Source: Cost-per-hire American National Standard, SHRM
Figuring out the cost of hiring can be a tedious task as many different parameters come into play. In order to calculate the cost-per-hire you need to first define the period you are looking into, then identify the relevant external and internal costs incurred and the total number of hires during the specific period.
External costs refer to the costs that need to be incurred during the recruitment process outside of your company and take the form or a paid-out expense. Some examples of external costs are:
- Job Fairs and Recruitment Event Expenses: there can include any expenses made in relation to an event such as participation fees, booths, equipment rental
- Travel Expenses: these include expenses incurred either by the company’s personnel ( expenses to attend an event) or the candidate himself ( travel expenses for an interview)
- Referral Awards to Employees: employee referrals are considered one of the best ways to source good candidates for a position. Employees are offered reward incentives if a referral is hired.
- Third-party fees: fees paid to external agencies associated with the recruiting process
- Technology Costs: tools and infrastructure relating to the recruiting process such as Applicant Tracking Systems ( ATS) such as Workable or Greenhouse, validated pre-employment assessment tools such a Bryq or other reporting systems.
- Advertising and Marketing Expenses: Costs relating to the advertising or marketing of a specific position – for example job boards, social networks, marketing materials for job fairs
Internal costs refer to costs incurred inside the organization- these may include but are not limited to:
- Recruiting and Sourcing Staff Costs: salaries, benefits, incentives of your recruiting personnel full part-time or contracted
- Fixed costs: percentage of office costs – i.e. rent, incidentals and other capital expenses- attributed to recruiting department.
- Learning and Development: recruiting team related career development costs
- Interview Costs: estimate the cost of recruiter/ hiring manager time by counting the number of interview hours and then multiplying that by the hourly salary of interviewer.
Sum up all your external and internal costs and divide by the total number of hires in a given time period and that will give you your cost of hire.
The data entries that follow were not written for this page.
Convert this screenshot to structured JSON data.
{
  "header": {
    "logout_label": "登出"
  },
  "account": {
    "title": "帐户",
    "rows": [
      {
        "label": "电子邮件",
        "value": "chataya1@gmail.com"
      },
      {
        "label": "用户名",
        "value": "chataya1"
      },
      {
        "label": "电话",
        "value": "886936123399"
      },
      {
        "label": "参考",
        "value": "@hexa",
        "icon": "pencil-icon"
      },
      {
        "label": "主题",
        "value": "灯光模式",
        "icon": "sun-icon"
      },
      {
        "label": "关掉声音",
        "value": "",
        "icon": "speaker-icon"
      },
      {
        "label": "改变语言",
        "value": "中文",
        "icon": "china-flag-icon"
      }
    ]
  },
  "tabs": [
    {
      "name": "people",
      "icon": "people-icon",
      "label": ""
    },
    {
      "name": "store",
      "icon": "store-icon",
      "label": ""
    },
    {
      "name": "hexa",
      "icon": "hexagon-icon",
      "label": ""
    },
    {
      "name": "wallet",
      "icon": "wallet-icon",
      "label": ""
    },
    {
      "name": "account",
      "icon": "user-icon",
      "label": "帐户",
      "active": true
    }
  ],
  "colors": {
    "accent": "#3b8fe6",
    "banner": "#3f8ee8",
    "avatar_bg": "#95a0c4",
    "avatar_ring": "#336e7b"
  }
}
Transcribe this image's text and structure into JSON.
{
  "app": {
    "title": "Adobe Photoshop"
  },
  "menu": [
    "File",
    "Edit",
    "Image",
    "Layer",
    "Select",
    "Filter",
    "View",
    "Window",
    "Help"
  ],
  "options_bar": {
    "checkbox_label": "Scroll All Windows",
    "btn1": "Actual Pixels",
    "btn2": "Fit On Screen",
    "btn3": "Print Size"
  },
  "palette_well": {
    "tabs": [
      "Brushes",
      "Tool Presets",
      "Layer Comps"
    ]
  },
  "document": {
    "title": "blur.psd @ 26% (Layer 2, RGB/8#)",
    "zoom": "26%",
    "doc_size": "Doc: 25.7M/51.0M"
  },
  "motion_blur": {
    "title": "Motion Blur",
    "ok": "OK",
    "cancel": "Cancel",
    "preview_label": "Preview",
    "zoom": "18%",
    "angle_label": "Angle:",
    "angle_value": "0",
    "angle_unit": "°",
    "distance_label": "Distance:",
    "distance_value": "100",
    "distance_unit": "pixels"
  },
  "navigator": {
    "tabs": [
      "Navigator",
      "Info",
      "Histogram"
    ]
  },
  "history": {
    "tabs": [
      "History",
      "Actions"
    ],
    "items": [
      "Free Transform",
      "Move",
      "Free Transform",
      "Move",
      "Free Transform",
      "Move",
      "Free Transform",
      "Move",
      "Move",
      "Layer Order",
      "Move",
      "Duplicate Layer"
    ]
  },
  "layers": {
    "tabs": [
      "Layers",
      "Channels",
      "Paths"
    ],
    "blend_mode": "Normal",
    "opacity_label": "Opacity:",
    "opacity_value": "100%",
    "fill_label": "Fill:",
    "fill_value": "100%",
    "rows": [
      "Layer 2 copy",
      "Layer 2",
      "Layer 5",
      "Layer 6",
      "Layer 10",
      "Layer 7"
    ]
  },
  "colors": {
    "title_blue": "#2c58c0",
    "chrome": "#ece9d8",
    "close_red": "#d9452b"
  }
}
How often you choose to do this calculation is based on your hiring cycles – if you are hiring a lot you should consider a quarterly calculation or a per recruitment campaign calculation if your hiring is more spread out within the year then you might consider a semi-annual or annual calculation.
Why is cost-per-hire Important?
Cost-per-hire has many uses and below you can find some ways it can help your organization:
- As a benchmark between other companies and industry averages and your company’s y-o-y performance
- As a budgeting and strategic planning tool for future cost prediction
- As a performance measure for the recruiting department
- As an indicator of where most of your recruitment money is spent
- As an optimization tool of your company’s recruiting expenses over time helping to uncover and reduce inefficiencies
With talent related challenges being among the most important concerns of business leaders cost and quality related recruiting metrics require a delicate balancing act. So, while knowing your cost-per-hire matters how you use this metric is also very important because attracting quality candidates can be expensive but the wrong candidate can prove far more costly ($17,000 on average) than the right investment during the recruiting process.
The fact that it is a cost metric does not necessarily mean that it automatically needs to be lowered- the metric may uncover that perhaps you are not spending enough to attract the right kind of candidates (which is actually costing you more in the long-run) or may reveal the strategies that work well and those that don’t!